*TASK TO CARRY OUT*. The data below needs to be returned exactly, line for line.

SOURCE MATERIAL START

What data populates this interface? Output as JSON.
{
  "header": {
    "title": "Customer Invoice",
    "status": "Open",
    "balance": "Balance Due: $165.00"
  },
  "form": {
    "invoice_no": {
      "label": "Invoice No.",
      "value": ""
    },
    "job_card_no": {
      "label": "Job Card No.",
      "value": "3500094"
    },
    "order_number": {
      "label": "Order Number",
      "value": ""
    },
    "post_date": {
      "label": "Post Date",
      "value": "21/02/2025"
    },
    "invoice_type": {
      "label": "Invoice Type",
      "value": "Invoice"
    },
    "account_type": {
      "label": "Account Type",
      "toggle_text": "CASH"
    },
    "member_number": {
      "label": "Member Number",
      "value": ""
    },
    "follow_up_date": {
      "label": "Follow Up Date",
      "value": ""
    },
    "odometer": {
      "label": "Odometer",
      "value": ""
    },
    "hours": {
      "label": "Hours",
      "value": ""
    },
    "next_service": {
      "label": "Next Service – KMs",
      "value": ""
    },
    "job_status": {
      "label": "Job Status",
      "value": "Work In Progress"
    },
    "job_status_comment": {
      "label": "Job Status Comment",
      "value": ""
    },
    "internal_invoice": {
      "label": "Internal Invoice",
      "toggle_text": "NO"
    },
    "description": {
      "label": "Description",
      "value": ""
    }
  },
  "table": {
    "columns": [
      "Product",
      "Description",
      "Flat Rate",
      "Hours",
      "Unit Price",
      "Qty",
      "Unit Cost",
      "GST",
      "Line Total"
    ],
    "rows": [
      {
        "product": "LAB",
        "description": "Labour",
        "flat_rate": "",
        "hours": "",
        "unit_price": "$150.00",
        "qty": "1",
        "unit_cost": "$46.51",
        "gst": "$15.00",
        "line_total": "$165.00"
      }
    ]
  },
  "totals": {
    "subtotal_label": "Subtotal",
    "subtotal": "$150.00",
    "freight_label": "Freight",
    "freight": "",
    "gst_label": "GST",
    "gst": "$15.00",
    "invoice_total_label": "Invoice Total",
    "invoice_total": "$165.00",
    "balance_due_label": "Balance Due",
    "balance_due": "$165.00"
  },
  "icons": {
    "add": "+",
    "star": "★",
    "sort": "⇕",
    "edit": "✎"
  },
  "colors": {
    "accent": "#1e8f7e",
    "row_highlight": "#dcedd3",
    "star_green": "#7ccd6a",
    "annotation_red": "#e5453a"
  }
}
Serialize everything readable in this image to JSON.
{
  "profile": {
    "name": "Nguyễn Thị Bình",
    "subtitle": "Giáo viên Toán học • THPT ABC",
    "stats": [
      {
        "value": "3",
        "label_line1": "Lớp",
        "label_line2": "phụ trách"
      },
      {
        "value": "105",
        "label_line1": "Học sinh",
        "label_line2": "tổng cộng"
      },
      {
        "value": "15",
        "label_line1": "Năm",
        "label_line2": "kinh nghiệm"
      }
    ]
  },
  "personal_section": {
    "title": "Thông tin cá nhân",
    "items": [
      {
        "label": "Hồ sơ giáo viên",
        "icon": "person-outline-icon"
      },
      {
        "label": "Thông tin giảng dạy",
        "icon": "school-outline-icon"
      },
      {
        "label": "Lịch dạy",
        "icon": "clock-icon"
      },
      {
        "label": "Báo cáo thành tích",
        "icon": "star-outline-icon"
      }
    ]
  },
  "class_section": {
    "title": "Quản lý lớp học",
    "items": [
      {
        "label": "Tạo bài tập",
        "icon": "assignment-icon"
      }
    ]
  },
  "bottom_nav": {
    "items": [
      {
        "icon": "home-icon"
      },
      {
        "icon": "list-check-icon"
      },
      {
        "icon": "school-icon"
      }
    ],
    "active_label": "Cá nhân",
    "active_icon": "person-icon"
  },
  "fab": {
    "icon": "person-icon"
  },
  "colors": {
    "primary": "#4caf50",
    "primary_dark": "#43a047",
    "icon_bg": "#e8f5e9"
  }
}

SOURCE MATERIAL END

*RESPONSE TO THIS TASK*.
What data populates this interface? Output as JSON.
{
  "header": {
    "title": "Customer Invoice",
    "status": "Open",
    "balance": "Balance Due: $165.00"
  },
  "form": {
    "invoice_no": {
      "label": "Invoice No.",
      "value": ""
    },
    "job_card_no": {
      "label": "Job Card No.",
      "value": "3500094"
    },
    "order_number": {
      "label": "Order Number",
      "value": ""
    },
    "post_date": {
      "label": "Post Date",
      "value": "21/02/2025"
    },
    "invoice_type": {
      "label": "Invoice Type",
      "value": "Invoice"
    },
    "account_type": {
      "label": "Account Type",
      "toggle_text": "CASH"
    },
    "member_number": {
      "label": "Member Number",
      "value": ""
    },
    "follow_up_date": {
      "label": "Follow Up Date",
      "value": ""
    },
    "odometer": {
      "label": "Odometer",
      "value": ""
    },
    "hours": {
      "label": "Hours",
      "value": ""
    },
    "next_service": {
      "label": "Next Service – KMs",
      "value": ""
    },
    "job_status": {
      "label": "Job Status",
      "value": "Work In Progress"
    },
    "job_status_comment": {
      "label": "Job Status Comment",
      "value": ""
    },
    "internal_invoice": {
      "label": "Internal Invoice",
      "toggle_text": "NO"
    },
    "description": {
      "label": "Description",
      "value": ""
    }
  },
  "table": {
    "columns": [
      "Product",
      "Description",
      "Flat Rate",
      "Hours",
      "Unit Price",
      "Qty",
      "Unit Cost",
      "GST",
      "Line Total"
    ],
    "rows": [
      {
        "product": "LAB",
        "description": "Labour",
        "flat_rate": "",
        "hours": "",
        "unit_price": "$150.00",
        "qty": "1",
        "unit_cost": "$46.51",
        "gst": "$15.00",
        "line_total": "$165.00"
      }
    ]
  },
  "totals": {
    "subtotal_label": "Subtotal",
    "subtotal": "$150.00",
    "freight_label": "Freight",
    "freight": "",
    "gst_label": "GST",
    "gst": "$15.00",
    "invoice_total_label": "Invoice Total",
    "invoice_total": "$165.00",
    "balance_due_label": "Balance Due",
    "balance_due": "$165.00"
  },
  "icons": {
    "add": "+",
    "star": "★",
    "sort": "⇕",
    "edit": "✎"
  },
  "colors": {
    "accent": "#1e8f7e",
    "row_highlight": "#dcedd3",
    "star_green": "#7ccd6a",
    "annotation_red": "#e5453a"
  }
}
Serialize everything readable in this image to JSON.
{
  "profile": {
    "name": "Nguyễn Thị Bình",
    "subtitle": "Giáo viên Toán học • THPT ABC",
    "stats": [
      {
        "value": "3",
        "label_line1": "Lớp",
        "label_line2": "phụ trách"
      },
      {
        "value": "105",
        "label_line1": "Học sinh",
        "label_line2": "tổng cộng"
      },
      {
        "value": "15",
        "label_line1": "Năm",
        "label_line2": "kinh nghiệm"
      }
    ]
  },
  "personal_section": {
    "title": "Thông tin cá nhân",
    "items": [
      {
        "label": "Hồ sơ giáo viên",
        "icon": "person-outline-icon"
      },
      {
        "label": "Thông tin giảng dạy",
        "icon": "school-outline-icon"
      },
      {
        "label": "Lịch dạy",
        "icon": "clock-icon"
      },
      {
        "label": "Báo cáo thành tích",
        "icon": "star-outline-icon"
      }
    ]
  },
  "class_section": {
    "title": "Quản lý lớp học",
    "items": [
      {
        "label": "Tạo bài tập",
        "icon": "assignment-icon"
      }
    ]
  },
  "bottom_nav": {
    "items": [
      {
        "icon": "home-icon"
      },
      {
        "icon": "list-check-icon"
      },
      {
        "icon": "school-icon"
      }
    ],
    "active_label": "Cá nhân",
    "active_icon": "person-icon"
  },
  "fab": {
    "icon": "person-icon"
  },
  "colors": {
    "primary": "#4caf50",
    "primary_dark": "#43a047",
    "icon_bg": "#e8f5e9"
  }
}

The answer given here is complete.